Jess, who is studying food tech at AS level, said: “I like learning new skills and I like it when people enjoy my dishes.”
In the heat of the final at UCB, the former College of Food, Jess produced a delicious dish of pan-fried salmon on a bed of baby leeks with an immaculate beurre blanc. To follow, she made a warm and oozy chocolate fondant with a white chocolate and cardamom sauce.
She was the only competitor to use fish and caught the eye of the judges, including Glynn Purnell and Peter Brown, from Malmaison, Birmingham, for her coolness, technique and near faultless cooking. Future competitors take note – Jess was the only finalist to remember to serve her main dish on a warm plate.
Purnell, chairman of the judges, praised the contestants’ work and said it was great to see children cooking so confidently at a young age. The Michelin-star chef started working in professional kitchens – “possibly illegally,” he adds – when he was 14.
He said: “I loved football and played to county level, but cooking took over. I didn’t revise much at school because I knew I was going to be a chef but I wouldn’t advise that now.

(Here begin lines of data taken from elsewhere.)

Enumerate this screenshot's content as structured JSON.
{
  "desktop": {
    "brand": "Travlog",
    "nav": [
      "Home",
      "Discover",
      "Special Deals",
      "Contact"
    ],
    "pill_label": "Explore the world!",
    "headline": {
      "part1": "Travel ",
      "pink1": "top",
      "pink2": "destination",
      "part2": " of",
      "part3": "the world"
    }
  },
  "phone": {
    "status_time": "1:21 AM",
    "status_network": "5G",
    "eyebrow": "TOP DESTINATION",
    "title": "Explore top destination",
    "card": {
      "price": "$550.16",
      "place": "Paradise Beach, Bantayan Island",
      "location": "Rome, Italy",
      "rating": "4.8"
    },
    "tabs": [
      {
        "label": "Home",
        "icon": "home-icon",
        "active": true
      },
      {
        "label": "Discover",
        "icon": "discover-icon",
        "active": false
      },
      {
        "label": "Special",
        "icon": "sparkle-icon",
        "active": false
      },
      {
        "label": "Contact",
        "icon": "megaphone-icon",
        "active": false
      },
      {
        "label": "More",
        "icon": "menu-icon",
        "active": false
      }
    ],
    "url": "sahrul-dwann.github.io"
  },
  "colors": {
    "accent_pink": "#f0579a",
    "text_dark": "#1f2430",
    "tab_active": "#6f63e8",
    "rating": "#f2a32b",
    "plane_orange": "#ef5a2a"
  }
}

You need a back-up plan.”
Purnell said the high standards displayed at Birmingham’s FutureChef final left him optimistic about the industry.
He said: “I think the future of British cooking in terms of skills is definitely on the up. There was no one of this age cooking like this 10 years ago.”

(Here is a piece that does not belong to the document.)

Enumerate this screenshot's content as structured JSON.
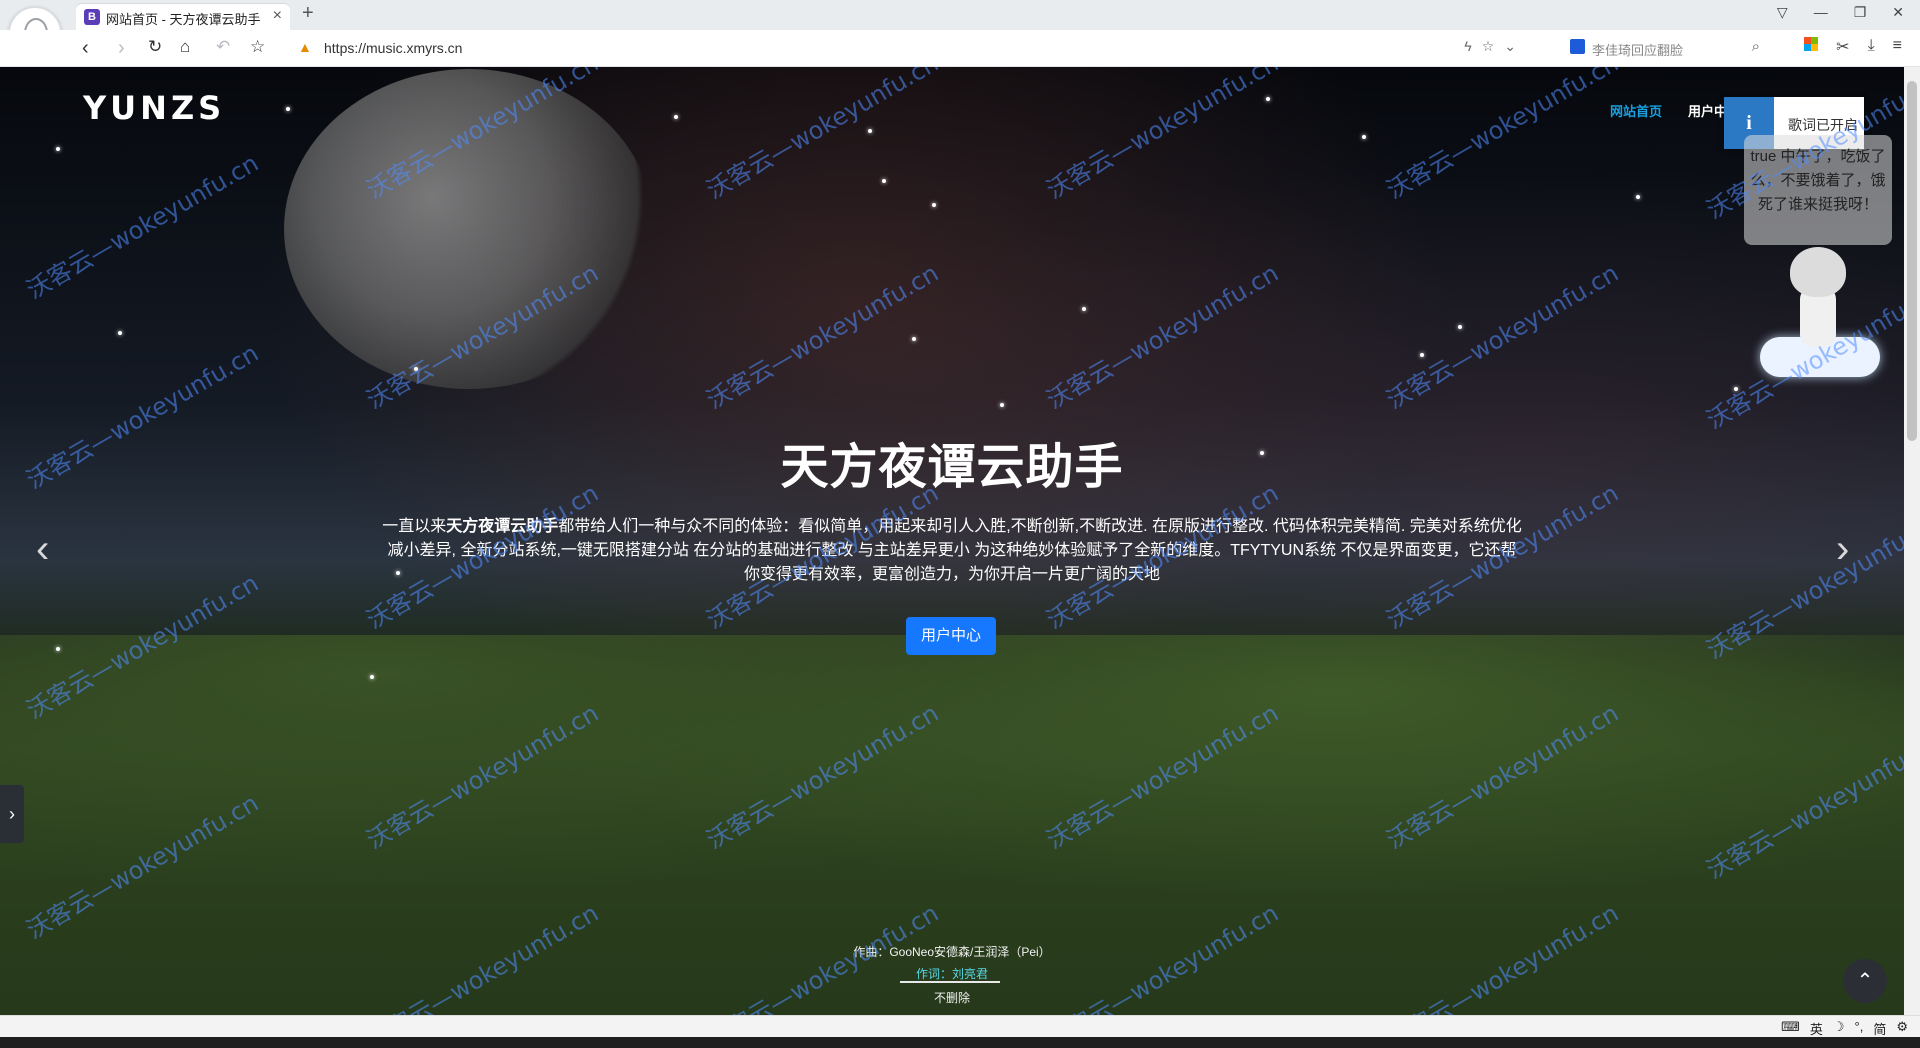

Looking around the kitchens at UCB, he added: “They are doing roast duck and ballontines of chicken, not Victoria sponges and rock cakes.
“It’s important chefs put in time and mentor kids when they are 13 and 14, which is a fantastic time to start. There’s no point complaining about standards in the industry if we don’t help.”

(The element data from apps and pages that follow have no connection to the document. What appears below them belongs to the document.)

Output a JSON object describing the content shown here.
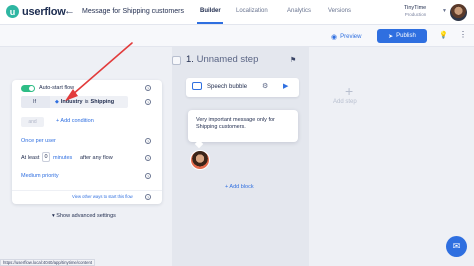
{
  "brand": {
    "logo_mark": "u",
    "logo_text": "userflow"
  },
  "header": {
    "back_icon": "arrow-left-icon",
    "flow_title": "Message for Shipping customers",
    "tabs": [
      {
        "label": "Builder",
        "active": true
      },
      {
        "label": "Localization",
        "active": false
      },
      {
        "label": "Analytics",
        "active": false
      },
      {
        "label": "Versions",
        "active": false
      }
    ],
    "account": {
      "name": "TinyTime",
      "environment": "Production"
    }
  },
  "toolbar": {
    "preview_label": "Preview",
    "publish_label": "Publish",
    "accent_color": "#2f6fe0"
  },
  "start_settings": {
    "auto_start_label": "Auto-start flow",
    "auto_start_enabled": true,
    "if_label": "If",
    "condition": {
      "attribute": "Industry",
      "operator": "is",
      "value": "Shipping"
    },
    "and_label": "and",
    "add_condition_label": "+ Add condition",
    "frequency_label": "Once per user",
    "atleast_label": "At least",
    "atleast_value": "0",
    "minutes_label": "minutes",
    "after_label": "after any flow",
    "priority_label": "Medium priority",
    "other_ways_link": "View other ways to start this flow",
    "show_advanced_label": "Show advanced settings"
  },
  "step": {
    "number": "1.",
    "name": "Unnamed step",
    "block": {
      "type_label": "Speech bubble"
    },
    "bubble_message": "Very important message only for Shipping customers.",
    "add_block_label": "+ Add block"
  },
  "add_step_plus": "+",
  "add_step_label": "Add step",
  "status_url": "https://userflow.local:4040/app/tinytime/content"
}
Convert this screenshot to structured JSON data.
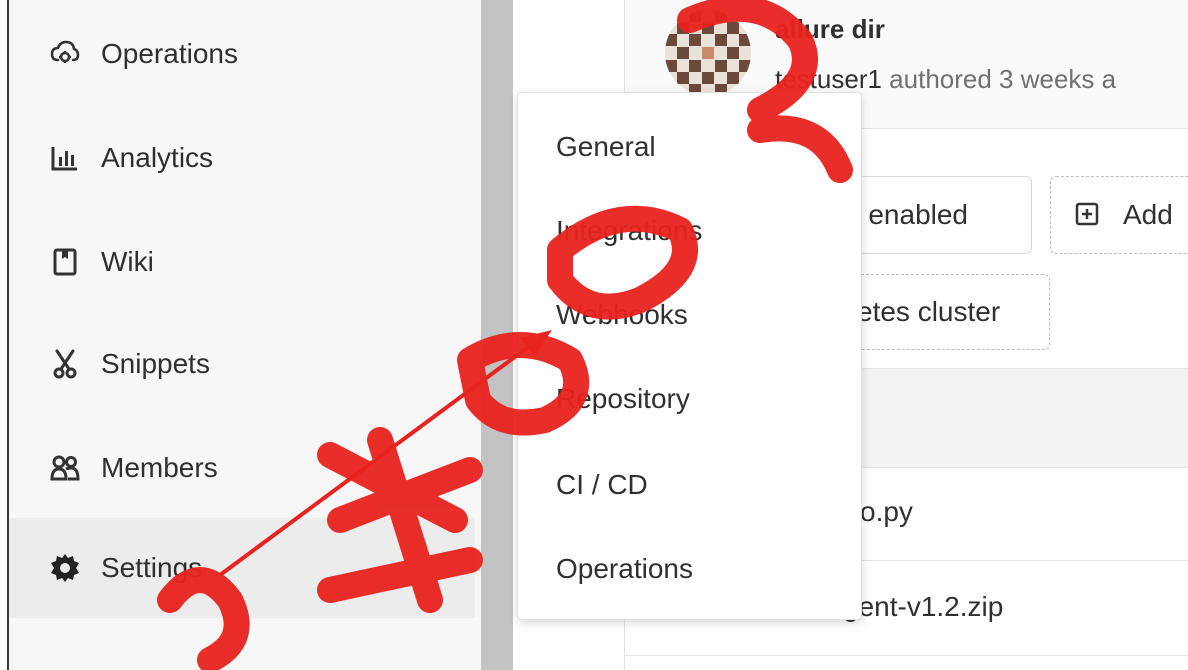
{
  "sidebar": {
    "items": [
      {
        "label": "Operations",
        "icon": "cloud-gear-icon"
      },
      {
        "label": "Analytics",
        "icon": "bar-chart-icon"
      },
      {
        "label": "Wiki",
        "icon": "book-icon"
      },
      {
        "label": "Snippets",
        "icon": "scissors-icon"
      },
      {
        "label": "Members",
        "icon": "users-icon"
      },
      {
        "label": "Settings",
        "icon": "gear-icon",
        "active": true
      }
    ]
  },
  "commit": {
    "title": "allure dir",
    "author": "testuser1",
    "meta": " authored 3 weeks a"
  },
  "buttons": {
    "auto_devops": "ps enabled",
    "add": "Add",
    "kubernetes": "etes cluster"
  },
  "files": [
    {
      "name": "o.py"
    },
    {
      "name": "gent-v1.2.zip"
    }
  ],
  "settings_menu": {
    "items": [
      {
        "label": "General"
      },
      {
        "label": "Integrations"
      },
      {
        "label": "Webhooks"
      },
      {
        "label": "Repository"
      },
      {
        "label": "CI / CD"
      },
      {
        "label": "Operations"
      }
    ]
  },
  "annotation": {
    "arrow_color": "#e8231f",
    "watermark_color": "#e8231f"
  }
}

Jess will compete in the national final at Westminster Kingsway College, London, on March 21.
* For details about FutureChef, go to http://futurechef.springboarduk.net